Headlines: November 25th, 2008

Local authorities and other bodies considering measures to cut people’s use of their cars are being urged to think again. An international conference will be told today that car reduction policies can have unforeseen economic and social consequences.

The warning will be given by Elizabeth Dainton, the Research Development Manager for the RAC Foundation, who will use a speech to the 7th International Mo.Ve Mobility Forum in Venice to say that moves to enforce restrictions on car use should not be introduced without a full understanding of the outcomes.

In response to a debate entitled ‘Car Dependency of individuals: lazy and wasteful drivers or lack of viable and acceptable alternatives?’ she will say the great majority of British motorists are not wasteful or lazy but that they do not have viable and acceptable alternatives to the private car. She will use previously published research and data from an ongoing study to explain that the reasons people use cars are complex, motivated by individual needs and wider society planning.

She will tell the Forum that if badly designed policies are implemented to reduce car usage for climate change, carbon emission, congestion, road safety or human health reasons there are likely to be economic and social consequences. She will argue that the trade-offs required need to be better understood before policy is developed and implemented.

Ms Dainton believes the term ‘car dependence’ has hindered the debate and she will suggest that any administrations addressing car usage need to find a fresh way of looking at future challenges. She also believes that concerns over climate change, congestion, road safety and health make the development of non-voluntary car reduction policies more likely. “Car use has become the norm. It is an important feature of modern life, which has provided an unparalleled level of mobility and access to people going about their everyday activities.

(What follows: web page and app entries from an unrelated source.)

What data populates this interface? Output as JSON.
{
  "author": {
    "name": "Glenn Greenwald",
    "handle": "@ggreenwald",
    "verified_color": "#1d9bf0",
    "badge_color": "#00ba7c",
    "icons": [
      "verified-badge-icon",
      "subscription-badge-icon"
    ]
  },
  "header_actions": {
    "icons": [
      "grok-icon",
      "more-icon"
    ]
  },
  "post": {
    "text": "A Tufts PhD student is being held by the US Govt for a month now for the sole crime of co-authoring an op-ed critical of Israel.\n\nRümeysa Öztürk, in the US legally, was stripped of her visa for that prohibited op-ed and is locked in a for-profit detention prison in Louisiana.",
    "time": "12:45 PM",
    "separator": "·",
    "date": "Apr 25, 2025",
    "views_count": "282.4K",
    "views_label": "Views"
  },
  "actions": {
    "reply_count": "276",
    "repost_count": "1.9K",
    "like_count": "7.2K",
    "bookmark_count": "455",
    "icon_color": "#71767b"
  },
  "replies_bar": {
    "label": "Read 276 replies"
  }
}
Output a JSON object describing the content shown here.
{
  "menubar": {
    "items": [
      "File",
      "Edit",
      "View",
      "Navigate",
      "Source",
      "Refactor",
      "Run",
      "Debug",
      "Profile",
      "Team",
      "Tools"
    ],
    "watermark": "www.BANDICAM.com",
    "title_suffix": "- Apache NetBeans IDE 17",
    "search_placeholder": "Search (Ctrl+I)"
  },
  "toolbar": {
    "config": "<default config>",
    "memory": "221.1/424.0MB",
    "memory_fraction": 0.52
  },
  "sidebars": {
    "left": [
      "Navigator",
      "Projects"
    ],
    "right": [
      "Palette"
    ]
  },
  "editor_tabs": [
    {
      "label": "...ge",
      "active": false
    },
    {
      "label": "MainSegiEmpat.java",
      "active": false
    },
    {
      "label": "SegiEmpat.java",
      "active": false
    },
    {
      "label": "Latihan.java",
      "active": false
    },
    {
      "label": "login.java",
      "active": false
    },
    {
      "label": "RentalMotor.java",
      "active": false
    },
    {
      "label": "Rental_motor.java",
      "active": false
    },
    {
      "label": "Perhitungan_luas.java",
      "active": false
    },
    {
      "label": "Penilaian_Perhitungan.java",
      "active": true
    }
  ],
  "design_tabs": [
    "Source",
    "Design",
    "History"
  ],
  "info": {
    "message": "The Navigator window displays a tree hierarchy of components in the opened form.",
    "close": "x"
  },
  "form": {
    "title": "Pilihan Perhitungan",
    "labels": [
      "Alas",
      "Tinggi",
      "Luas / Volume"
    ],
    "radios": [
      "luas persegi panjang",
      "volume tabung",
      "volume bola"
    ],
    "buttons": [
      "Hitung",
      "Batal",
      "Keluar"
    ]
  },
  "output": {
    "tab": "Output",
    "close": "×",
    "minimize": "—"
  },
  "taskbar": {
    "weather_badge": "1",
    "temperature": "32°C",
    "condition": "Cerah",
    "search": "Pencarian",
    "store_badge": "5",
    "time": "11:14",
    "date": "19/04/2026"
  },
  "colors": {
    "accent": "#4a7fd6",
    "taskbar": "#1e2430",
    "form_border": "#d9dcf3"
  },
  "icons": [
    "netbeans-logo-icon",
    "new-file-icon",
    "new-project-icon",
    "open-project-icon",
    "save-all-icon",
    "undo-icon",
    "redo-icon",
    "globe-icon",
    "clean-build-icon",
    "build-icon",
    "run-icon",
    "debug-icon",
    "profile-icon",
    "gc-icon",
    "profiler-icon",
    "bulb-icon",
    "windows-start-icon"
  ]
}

Car ownership and use has formed the basis of people’s decisions on where to live, work and educate their families. These decisions are hard to reverse,” she will tell delegates.